--- Exercise inputs ---
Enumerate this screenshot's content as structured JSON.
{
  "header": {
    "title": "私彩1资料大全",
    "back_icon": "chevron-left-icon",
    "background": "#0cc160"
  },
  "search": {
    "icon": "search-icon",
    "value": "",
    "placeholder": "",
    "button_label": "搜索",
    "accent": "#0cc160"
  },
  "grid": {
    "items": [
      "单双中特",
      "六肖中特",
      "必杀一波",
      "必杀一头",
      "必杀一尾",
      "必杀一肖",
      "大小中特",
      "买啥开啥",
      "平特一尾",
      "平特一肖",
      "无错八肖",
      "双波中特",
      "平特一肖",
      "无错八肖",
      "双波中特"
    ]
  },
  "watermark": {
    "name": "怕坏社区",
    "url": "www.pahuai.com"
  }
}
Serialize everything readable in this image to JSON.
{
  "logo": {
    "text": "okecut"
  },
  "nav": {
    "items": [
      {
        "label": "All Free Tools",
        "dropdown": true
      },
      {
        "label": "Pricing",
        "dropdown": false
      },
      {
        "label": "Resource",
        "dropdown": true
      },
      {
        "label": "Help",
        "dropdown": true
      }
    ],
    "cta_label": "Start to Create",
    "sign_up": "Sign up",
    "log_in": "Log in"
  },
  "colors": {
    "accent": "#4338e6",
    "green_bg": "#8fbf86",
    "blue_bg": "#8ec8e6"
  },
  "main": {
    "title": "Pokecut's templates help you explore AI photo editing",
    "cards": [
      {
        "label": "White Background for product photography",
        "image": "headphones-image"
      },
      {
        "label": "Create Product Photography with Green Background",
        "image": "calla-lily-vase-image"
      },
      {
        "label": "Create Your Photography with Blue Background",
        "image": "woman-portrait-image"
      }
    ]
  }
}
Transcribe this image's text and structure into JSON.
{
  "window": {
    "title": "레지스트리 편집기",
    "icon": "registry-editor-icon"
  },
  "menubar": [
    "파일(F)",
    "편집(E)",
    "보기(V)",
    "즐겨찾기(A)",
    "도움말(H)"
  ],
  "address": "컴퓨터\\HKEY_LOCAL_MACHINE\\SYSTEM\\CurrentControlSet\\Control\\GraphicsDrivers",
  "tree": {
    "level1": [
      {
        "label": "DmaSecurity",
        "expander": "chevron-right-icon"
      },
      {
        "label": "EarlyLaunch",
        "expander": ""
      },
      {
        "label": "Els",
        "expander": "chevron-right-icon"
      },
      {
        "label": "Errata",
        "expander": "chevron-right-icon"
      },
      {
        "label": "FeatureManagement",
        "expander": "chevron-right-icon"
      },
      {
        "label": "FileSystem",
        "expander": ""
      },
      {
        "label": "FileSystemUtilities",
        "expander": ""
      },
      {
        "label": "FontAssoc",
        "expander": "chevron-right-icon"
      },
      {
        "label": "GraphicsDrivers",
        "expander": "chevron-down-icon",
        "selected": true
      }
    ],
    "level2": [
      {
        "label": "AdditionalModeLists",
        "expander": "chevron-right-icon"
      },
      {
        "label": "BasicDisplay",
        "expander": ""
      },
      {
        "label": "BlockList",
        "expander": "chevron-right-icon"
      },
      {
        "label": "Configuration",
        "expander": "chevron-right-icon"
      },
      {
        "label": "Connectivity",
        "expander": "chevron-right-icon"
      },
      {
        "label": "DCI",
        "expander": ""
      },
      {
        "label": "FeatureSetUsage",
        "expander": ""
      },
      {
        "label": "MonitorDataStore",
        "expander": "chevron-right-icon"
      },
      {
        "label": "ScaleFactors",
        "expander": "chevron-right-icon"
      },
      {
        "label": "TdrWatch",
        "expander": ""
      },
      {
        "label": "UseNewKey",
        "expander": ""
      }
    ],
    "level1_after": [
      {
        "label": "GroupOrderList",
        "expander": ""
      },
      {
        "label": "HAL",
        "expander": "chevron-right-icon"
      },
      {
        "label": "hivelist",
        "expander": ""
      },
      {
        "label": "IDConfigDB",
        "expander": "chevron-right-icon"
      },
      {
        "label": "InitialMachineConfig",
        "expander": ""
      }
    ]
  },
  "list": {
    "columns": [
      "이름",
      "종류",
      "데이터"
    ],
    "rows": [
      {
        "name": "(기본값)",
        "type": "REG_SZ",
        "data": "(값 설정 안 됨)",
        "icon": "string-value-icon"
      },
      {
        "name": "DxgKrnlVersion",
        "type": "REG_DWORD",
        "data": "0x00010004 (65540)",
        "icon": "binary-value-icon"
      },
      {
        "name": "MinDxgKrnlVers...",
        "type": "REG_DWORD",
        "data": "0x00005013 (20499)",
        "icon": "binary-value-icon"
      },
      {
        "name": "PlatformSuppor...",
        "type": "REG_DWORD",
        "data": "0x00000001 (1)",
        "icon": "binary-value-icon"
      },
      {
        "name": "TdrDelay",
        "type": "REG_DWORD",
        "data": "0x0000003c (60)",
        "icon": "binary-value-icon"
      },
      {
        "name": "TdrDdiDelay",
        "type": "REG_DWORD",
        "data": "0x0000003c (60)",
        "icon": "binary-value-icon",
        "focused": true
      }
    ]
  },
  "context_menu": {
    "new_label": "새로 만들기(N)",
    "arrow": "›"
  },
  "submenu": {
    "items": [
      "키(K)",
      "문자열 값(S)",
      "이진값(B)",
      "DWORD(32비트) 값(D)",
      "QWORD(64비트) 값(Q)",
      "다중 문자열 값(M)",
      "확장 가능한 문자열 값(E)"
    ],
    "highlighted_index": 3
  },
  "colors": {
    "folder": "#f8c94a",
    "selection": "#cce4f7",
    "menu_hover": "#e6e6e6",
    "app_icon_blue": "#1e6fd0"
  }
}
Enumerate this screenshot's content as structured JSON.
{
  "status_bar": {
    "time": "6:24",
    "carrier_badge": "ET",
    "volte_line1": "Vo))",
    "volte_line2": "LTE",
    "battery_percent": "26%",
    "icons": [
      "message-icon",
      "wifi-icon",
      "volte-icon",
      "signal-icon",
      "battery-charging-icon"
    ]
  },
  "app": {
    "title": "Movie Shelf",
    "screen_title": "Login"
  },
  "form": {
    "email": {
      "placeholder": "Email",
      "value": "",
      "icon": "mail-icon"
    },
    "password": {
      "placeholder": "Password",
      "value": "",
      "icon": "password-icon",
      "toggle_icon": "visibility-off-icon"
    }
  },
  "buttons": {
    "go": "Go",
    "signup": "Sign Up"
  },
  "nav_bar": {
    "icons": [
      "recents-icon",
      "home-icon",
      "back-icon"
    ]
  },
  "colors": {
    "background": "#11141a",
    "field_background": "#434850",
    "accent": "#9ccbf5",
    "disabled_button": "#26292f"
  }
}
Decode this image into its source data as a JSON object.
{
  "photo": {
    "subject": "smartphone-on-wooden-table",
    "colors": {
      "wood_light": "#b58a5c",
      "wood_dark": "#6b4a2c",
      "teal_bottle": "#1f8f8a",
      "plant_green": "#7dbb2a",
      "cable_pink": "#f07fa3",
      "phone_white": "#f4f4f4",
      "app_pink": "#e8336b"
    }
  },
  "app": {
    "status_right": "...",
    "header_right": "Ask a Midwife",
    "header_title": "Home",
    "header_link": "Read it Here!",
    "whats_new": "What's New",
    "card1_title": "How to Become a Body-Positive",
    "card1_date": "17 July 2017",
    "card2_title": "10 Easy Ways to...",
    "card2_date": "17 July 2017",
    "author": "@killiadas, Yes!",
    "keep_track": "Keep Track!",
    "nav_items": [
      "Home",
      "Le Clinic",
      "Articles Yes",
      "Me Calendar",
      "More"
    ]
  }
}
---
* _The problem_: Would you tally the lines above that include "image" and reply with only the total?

* _Problem solution_: 6